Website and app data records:
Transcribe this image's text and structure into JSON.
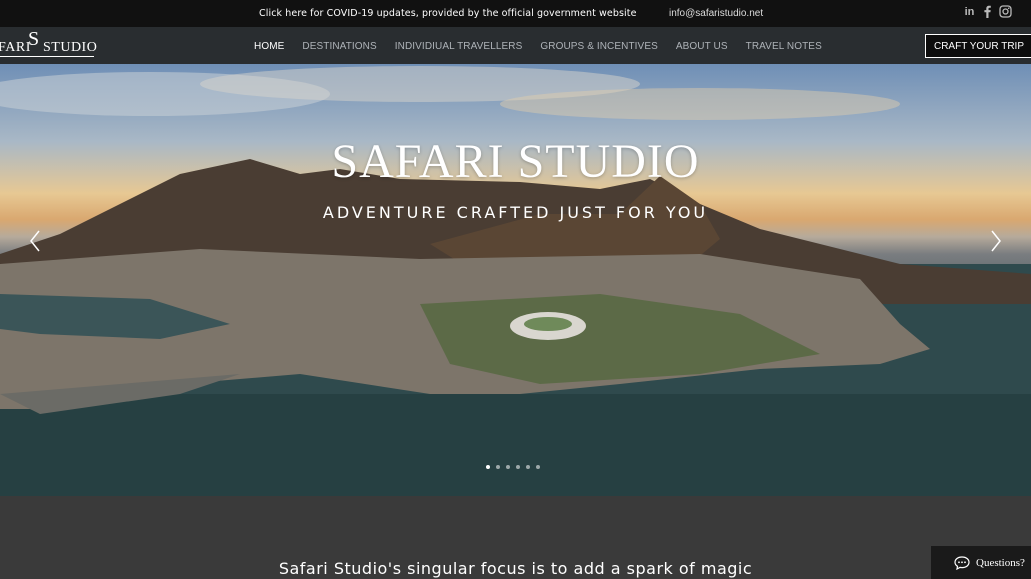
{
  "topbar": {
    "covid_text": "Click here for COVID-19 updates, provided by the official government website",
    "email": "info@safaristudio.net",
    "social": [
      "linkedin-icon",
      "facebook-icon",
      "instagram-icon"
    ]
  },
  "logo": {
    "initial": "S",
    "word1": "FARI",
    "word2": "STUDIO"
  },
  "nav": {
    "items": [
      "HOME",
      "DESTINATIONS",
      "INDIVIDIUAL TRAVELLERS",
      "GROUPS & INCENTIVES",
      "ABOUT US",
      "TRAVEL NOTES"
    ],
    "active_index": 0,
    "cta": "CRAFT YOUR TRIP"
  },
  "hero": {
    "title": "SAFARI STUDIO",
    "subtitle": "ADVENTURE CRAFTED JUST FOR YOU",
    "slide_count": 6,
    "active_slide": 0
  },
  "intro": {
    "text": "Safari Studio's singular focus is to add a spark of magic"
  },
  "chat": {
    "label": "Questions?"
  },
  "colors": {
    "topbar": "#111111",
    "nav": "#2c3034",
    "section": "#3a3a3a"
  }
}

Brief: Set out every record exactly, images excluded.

Output:
Transcribe this image's text and structure into JSON.
{
  "topbar": {
    "covid_text": "Click here for COVID-19 updates, provided by the official government website",
    "email": "info@safaristudio.net",
    "social": [
      "linkedin-icon",
      "facebook-icon",
      "instagram-icon"
    ]
  },
  "logo": {
    "initial": "S",
    "word1": "FARI",
    "word2": "STUDIO"
  },
  "nav": {
    "items": [
      "HOME",
      "DESTINATIONS",
      "INDIVIDIUAL TRAVELLERS",
      "GROUPS & INCENTIVES",
      "ABOUT US",
      "TRAVEL NOTES"
    ],
    "active_index": 0,
    "cta": "CRAFT YOUR TRIP"
  },
  "hero": {
    "title": "SAFARI STUDIO",
    "subtitle": "ADVENTURE CRAFTED JUST FOR YOU",
    "slide_count": 6,
    "active_slide": 0
  },
  "intro": {
    "text": "Safari Studio's singular focus is to add a spark of magic"
  },
  "chat": {
    "label": "Questions?"
  },
  "colors": {
    "topbar": "#111111",
    "nav": "#2c3034",
    "section": "#3a3a3a"
  }
}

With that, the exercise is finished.